There has been much debate regarding the use of baby pacifiers, but there is evidence to show that there are both pros and cons, according to a study in the 2007 issue of General Dentistry, the Academy of General Dentistry’s.
There are some positive effects that result from sucking on pacifiers, according to Jane Soxman, DDS, author of the study and Diplomat of the American Board of Pediatric Dentistry. “One is that they assist in reducing the incidence of sudden infant death syndrome (SIDS). Babies who are offered a pacifier do not sleep as deeply as those who sleep without a pacifier. Pacifier sucking makes it possible for the infant to be aroused from a deep sleep that could result in the stopping of breathing. Pacifiers also increase sucking satisfaction and provide a source of comfort to infants.”
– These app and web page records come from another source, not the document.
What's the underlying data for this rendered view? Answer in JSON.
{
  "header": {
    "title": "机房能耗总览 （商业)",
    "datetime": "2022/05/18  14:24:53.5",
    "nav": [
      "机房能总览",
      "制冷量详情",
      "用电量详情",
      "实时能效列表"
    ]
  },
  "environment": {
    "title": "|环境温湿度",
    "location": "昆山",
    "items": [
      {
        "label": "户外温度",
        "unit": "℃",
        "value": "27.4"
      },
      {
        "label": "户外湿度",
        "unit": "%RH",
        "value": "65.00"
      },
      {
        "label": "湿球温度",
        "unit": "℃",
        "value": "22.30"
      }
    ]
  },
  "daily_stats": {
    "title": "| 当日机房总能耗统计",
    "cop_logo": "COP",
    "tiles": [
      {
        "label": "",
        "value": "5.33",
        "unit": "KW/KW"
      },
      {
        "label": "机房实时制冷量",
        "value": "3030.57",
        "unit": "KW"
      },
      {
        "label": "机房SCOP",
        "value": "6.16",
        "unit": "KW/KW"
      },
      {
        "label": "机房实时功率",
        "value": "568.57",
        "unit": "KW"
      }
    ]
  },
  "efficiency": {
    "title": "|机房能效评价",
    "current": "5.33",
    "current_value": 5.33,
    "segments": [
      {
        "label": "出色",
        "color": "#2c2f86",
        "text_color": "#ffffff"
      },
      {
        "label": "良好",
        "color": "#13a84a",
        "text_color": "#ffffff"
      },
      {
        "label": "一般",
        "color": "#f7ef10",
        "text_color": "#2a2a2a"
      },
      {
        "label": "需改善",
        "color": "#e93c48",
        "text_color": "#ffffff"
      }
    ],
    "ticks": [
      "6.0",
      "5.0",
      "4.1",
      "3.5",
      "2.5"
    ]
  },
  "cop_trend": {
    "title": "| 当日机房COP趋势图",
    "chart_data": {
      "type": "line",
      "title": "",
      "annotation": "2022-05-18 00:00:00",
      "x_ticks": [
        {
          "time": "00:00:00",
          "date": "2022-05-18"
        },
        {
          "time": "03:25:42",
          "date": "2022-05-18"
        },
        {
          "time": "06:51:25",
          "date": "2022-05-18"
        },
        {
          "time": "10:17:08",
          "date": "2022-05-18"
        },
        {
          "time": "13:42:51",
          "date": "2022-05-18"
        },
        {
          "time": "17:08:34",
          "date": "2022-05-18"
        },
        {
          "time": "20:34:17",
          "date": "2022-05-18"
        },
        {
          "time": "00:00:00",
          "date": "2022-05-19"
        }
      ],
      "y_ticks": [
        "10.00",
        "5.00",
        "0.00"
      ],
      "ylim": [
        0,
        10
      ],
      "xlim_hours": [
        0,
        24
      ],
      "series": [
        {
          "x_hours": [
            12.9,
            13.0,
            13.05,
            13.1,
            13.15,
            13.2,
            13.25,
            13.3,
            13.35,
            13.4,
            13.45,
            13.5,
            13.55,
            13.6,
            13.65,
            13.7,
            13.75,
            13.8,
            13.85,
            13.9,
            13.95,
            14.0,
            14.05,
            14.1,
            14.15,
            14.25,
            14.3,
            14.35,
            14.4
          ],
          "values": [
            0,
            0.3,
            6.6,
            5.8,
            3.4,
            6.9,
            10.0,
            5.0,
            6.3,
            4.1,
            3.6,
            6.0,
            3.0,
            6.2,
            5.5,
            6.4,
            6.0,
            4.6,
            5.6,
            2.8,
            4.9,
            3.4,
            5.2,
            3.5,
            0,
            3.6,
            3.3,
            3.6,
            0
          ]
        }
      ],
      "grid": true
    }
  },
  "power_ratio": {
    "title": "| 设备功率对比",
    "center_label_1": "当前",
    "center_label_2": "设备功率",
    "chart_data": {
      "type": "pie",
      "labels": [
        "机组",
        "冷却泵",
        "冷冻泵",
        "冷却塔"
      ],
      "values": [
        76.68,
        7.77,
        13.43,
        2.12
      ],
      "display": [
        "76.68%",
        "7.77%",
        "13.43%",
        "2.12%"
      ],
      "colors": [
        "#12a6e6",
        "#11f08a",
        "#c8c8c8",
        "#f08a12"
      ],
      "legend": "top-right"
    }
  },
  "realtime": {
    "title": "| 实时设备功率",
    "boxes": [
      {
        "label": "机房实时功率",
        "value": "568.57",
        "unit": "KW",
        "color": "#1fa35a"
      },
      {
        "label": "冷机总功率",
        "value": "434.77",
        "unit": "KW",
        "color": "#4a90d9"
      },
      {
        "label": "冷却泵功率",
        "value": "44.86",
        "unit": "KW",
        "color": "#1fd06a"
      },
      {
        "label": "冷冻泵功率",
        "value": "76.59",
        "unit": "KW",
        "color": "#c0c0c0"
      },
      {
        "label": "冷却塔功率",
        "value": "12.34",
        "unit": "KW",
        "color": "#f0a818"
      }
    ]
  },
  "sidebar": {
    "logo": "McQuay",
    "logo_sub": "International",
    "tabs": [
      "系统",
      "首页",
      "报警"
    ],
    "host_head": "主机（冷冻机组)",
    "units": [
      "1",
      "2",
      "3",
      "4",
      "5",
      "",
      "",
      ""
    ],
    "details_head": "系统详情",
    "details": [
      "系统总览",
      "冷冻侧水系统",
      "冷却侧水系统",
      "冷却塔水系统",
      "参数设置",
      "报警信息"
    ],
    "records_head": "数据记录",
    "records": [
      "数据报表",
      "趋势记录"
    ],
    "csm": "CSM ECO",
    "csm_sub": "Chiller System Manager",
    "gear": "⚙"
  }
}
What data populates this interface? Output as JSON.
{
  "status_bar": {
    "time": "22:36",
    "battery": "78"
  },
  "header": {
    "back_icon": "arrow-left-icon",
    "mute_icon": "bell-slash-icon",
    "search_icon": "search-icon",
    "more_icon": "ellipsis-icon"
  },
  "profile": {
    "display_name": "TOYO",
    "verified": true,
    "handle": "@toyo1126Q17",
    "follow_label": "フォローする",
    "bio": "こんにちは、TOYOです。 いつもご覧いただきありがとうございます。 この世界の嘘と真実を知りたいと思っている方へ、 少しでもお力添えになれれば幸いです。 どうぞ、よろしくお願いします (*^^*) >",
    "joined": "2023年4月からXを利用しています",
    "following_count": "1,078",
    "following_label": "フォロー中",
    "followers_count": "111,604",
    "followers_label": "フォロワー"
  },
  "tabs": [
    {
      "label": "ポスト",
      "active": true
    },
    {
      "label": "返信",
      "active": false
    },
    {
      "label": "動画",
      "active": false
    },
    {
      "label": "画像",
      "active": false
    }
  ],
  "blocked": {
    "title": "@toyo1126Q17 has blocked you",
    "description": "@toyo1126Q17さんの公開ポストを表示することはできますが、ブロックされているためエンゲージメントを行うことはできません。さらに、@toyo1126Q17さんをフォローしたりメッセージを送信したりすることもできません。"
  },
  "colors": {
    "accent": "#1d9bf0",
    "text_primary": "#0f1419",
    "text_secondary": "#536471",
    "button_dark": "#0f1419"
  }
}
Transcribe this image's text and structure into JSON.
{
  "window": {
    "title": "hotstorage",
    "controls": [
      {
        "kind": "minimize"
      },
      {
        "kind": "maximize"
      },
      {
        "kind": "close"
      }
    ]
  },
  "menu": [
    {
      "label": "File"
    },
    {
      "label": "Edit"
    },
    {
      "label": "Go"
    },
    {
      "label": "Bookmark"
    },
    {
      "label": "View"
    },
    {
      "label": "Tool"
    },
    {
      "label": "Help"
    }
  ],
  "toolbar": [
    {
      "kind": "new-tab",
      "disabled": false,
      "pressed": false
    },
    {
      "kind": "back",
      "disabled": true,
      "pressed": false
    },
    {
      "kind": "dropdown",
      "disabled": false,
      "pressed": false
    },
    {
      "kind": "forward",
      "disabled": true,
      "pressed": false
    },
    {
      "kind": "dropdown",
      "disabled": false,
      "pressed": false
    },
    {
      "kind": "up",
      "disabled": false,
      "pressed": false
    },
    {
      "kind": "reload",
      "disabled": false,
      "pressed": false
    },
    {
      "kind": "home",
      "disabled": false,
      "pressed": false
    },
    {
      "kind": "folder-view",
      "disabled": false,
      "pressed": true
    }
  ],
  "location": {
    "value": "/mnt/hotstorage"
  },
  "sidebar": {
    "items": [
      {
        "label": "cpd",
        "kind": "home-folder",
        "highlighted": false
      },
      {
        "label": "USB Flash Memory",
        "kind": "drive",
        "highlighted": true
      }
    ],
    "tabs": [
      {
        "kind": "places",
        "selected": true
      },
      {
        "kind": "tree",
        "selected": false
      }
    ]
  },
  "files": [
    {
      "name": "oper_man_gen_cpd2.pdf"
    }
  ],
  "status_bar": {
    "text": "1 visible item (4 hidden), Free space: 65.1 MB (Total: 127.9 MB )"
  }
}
However according to AGD spokesperson Luke Matranga, DDS, MAGD, ABGD, parents should be aware of the negative effects of pacifier sucking on an infant’s oral health. Children should stop using pacifiers by age Two. Up until the age of two, any alignment problem with the teeth or the developing bone is usually corrected within a 6-month period after pacifier use is stopped. Prolonged pacifier use and thumb sucking can cause problems with the proper growth of the mouth, alignment of the teeth and changes in the shape of the roof of the mouth.